Redshirt junior Ted Larsen wasn't overly surprised when NC State coach Tom O'Brien asked him to move from defensive tackle to the offensive line.
Larsen has bounced back and forth between left guard and center, expecting to play the latter position for the annual Red & White Spring Game at 1 p.m. Saturday at Carter-Finley Stadium.
"Whatever I can do to make the team better," Larsen said. "Wherever I can get the most playing time. I'll just try my hardest at that position.
"I've had a lot thrown at me but I think I've picked it up fine. I just want to finish out the spring good with the two practices and the spring game. I hope I can be as aggressive as I want and get after everybody."
Larsen finished with 13 tackles and three sacks in 11 games last season as part of a rotation of defensive tackles. He lived for the big hit or sack, but now must find different ways to get excited.
"Whenever you can get a good snap and protect the quarterback, it's a great feeling," Larsen said. "When you get a good drive block or reach block, it's another good feeling. Getting a pancake is great. I got my first one on the first day doing board drills. You just go right through them."
Larsen was also joined on the offensive line by fellow defensive tackle John Bedics, a redshirt senior who is competing for playing time at left guard. Bedics and Larsen were roommates for two years.
"We are pretty close," Larsen said. "It's a good experience to share because it's nice to have somebody over there with me who is going through the same thing. It was a pretty painless move to offense."
Larsen played guard University High in Palm Harbor, Fla., but playing center creates a different dynamic.
"It's been a learning experience playing center," Larsen said. "You have to call the defense, then snap the ball and come off with a lot of aggressiveness. You have to put everything together, and that's been the toughest thing, getting everything going at once."
Larsen said each of the four quarterback has a different feel when under center, and then there is the art of the shotgun snap, which was a big part of last year's passing game.
"The shotgun snap is something I really need to work on this spring and all during the summer, so it's second nature like throwing a ball," Larsen said. "It's not something I'm completely comfortable with."
Reading defenses has come pretty naturally for Larsen, who has played his fair share of different schemes under former coach Chuck Amato and currently with O'Brien.
"I feel good about all my calls," Larsen said. "I'll keep working on seeing the different fronts we'll see, like the bear fronts or three-man fronts. We have run three defensive fronts since been here. It helps out, but I'm new to it so I can't take advantage of my defensive experience yet."
Larsen said it hasn't been too weird blocking his former defensive teammates.
"It's nothing too personal, as it's pretty much just business out there," Larsen said. "It's fun to get after some of the guys like [defensive tackle] Keith Willis Jr."
Another subtle difference in the transition is the weight that Larsen has gained to play on the offensive line. He played at 284 pounds last year, but was down to 275 pounds at the start of winter conditioning.

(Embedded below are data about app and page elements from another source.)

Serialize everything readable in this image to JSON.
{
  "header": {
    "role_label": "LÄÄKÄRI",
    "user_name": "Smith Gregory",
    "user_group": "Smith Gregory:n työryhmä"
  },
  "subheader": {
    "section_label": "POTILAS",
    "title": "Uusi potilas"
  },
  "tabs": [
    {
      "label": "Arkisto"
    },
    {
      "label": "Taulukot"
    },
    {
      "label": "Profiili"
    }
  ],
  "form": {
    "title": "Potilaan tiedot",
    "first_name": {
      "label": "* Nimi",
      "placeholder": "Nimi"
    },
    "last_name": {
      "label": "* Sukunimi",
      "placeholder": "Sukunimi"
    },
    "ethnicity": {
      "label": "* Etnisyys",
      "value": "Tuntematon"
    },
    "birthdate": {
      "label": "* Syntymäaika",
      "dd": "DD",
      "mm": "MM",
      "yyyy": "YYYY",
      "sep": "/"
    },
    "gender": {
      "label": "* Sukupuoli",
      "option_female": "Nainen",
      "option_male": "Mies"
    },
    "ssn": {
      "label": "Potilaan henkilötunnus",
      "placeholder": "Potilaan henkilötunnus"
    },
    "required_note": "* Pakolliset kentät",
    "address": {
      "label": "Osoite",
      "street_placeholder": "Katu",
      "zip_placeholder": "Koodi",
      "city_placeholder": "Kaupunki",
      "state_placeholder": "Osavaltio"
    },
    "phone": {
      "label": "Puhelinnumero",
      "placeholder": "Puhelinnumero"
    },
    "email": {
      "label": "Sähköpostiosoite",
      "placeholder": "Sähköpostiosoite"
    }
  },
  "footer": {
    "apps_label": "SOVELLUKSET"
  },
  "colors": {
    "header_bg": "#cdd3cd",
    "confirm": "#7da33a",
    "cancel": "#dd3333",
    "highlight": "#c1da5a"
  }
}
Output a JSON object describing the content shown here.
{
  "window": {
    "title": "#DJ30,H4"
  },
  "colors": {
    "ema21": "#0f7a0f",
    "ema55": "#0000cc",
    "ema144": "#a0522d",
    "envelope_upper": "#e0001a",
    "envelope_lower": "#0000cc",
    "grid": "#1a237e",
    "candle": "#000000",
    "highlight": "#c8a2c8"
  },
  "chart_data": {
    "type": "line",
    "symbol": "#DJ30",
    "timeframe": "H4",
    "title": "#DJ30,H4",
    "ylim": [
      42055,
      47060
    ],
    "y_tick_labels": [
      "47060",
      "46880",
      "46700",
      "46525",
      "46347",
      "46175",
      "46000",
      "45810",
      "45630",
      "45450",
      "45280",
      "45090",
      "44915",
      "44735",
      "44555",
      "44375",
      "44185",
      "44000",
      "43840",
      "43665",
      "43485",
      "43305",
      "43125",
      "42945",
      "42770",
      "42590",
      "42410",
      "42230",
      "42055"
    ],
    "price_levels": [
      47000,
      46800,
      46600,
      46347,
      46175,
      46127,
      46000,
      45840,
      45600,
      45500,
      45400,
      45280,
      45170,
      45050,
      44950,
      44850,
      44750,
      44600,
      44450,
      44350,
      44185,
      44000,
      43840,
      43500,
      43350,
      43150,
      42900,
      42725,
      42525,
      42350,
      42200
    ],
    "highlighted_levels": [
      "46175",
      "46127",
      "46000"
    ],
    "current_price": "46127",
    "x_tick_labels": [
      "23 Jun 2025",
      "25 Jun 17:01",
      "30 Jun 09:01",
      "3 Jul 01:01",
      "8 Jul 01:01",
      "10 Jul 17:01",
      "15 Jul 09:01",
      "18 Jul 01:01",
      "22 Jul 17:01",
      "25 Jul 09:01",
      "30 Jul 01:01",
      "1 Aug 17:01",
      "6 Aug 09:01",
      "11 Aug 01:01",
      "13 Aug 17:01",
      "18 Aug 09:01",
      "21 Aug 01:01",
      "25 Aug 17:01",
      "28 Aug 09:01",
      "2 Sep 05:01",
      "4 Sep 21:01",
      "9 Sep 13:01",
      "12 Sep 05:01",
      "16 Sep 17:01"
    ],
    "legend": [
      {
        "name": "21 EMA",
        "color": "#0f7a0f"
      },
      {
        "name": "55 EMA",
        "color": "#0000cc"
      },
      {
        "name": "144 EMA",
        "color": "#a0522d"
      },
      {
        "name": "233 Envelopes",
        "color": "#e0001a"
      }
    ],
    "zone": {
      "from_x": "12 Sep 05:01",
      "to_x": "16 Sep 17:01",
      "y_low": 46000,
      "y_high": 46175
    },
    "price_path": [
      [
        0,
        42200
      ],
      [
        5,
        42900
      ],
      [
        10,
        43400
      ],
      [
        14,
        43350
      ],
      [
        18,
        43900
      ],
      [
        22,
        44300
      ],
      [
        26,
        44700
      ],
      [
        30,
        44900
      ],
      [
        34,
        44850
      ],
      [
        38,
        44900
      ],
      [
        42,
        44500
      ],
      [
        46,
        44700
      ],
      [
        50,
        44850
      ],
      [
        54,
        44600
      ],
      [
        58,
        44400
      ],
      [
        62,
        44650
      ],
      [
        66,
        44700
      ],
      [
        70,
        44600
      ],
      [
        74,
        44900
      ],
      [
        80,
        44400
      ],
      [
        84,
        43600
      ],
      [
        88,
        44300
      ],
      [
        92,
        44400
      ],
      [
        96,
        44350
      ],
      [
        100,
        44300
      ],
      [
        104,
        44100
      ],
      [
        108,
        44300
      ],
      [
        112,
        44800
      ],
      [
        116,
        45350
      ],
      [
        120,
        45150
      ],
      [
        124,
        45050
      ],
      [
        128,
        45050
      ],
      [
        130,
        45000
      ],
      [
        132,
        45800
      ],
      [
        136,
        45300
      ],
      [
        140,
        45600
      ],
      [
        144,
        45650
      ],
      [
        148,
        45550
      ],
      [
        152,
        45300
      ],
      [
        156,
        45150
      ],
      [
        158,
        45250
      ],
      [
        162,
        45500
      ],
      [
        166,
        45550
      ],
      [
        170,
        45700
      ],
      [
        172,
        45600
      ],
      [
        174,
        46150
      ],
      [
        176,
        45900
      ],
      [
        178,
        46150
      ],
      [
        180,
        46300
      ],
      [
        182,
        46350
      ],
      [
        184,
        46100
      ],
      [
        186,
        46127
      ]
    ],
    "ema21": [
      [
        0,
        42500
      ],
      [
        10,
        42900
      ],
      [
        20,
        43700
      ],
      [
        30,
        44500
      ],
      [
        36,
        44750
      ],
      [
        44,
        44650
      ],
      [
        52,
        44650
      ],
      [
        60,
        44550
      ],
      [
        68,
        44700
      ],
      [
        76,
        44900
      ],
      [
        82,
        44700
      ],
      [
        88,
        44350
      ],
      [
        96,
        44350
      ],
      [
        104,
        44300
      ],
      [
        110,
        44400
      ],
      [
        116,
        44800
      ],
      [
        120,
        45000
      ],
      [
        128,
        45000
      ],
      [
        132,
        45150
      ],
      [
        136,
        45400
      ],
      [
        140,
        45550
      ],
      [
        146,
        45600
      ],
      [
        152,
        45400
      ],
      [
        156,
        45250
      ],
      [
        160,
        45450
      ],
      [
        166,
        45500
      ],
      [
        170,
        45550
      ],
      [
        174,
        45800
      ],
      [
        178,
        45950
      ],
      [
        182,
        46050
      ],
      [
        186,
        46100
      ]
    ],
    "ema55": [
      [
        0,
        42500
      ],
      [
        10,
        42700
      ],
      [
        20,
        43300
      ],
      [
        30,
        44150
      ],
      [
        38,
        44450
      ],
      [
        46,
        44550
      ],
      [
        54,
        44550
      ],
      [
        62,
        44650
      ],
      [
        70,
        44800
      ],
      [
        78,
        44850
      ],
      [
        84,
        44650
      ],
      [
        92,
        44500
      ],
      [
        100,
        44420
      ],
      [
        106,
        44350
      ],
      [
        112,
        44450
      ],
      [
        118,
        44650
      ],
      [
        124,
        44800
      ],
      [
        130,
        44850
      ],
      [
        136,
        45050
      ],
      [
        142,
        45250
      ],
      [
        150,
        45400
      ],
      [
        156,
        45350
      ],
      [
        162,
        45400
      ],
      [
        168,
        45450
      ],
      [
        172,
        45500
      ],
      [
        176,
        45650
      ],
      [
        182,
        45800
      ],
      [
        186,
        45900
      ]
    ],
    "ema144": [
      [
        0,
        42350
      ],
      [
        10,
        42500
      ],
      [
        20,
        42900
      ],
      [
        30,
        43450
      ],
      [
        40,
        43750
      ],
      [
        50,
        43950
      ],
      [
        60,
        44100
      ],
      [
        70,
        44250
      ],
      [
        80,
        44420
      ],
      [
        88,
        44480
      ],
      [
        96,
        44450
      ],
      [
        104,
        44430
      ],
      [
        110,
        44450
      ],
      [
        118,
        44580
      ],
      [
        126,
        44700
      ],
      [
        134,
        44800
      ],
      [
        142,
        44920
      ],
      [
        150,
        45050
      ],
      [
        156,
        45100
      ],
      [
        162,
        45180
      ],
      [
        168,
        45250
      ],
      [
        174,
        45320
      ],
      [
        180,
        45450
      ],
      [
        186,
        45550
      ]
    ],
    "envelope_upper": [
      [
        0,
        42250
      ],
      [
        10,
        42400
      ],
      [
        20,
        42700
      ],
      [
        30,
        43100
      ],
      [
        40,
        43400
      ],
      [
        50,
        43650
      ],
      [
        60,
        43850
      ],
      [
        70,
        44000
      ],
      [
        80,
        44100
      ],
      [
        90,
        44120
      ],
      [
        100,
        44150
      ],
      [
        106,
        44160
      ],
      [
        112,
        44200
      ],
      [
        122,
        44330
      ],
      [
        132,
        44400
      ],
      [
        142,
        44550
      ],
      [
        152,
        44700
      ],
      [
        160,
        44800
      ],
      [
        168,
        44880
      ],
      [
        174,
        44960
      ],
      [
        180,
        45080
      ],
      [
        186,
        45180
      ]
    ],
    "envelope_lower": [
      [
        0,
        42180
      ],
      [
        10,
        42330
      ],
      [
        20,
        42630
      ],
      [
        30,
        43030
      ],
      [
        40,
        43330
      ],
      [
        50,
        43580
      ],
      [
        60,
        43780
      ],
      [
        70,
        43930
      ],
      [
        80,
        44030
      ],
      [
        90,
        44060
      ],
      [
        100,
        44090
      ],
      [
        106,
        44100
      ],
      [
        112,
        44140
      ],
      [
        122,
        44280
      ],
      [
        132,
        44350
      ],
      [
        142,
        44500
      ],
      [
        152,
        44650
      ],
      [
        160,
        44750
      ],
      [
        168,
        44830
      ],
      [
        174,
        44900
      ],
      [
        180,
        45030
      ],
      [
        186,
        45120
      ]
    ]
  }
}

"I got up to 297 pounds, but I got a stomach flu, and lost 16 pounds because I kept on practicing," said Larsen, who is 6-foot-2. "I've been able to put that weight on to get to 296, and I'd like to put on another 10 pounds over the summer to get to 305. I think I can move at that weight."
Larsen will continue to work on his snapping and stepping during the offseason with some of the quarterbacks.
NC State's season opener is at South Carolina on Aug. 28. Having a new center, whether it's Larsen or someone else, possibly snapping to a new quarterback, which could be Russell Wilson, will be part of the opening night drama.
"With Russell, it's forced me to step up and be a leader because he's learning," Larsen said. " He's learning the plays and trying to be a leader too. We are trying to help each other out."